All posts tagged: Brooks’s now-legendary mix

Albert Brooks Everlasting – The Atlantic

Albert Brooks Everlasting – The Atlantic
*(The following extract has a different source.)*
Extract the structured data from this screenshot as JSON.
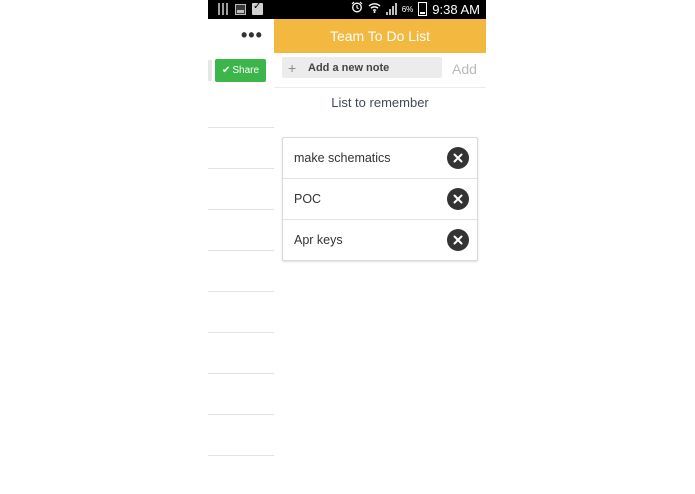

[ad_1] There are two observations in Defending My Life, the new documentary about Albert Brooks by his lifelong friend and fellow filmmaker Rob Reiner, that perfectly capture the imprint that Brooks has made, and continues to make, on American culture. The first comes from Conan O’Brien: “Albert broke the sound barrier,” the talk-show host says. It was through Brooks’s now-legendary mix of originality, absurdity, exuberance, and sheer brilliance that comedians realized what comedy could be—that “there’s this other place you can go,” as O’Brien puts it. For Brooks, that place entailed beloved bits on late-night television—his celebrity-impressions kit, the mime who describes everything he’s doing as he’s doing it, the elephant trainer who lost his elephant—as well as films like the spoof documentary Real Life and the romantic comedies Modern Romance, Lost in America, Broadcast News, and Defending Your Life. People have repeatedly compared Brooks to other superstars (Woody Allen, Robin Williams, Andy Kaufman, Steve Martin, and Charlie Chaplin all come to mind), but the truth is that there was no one like him before …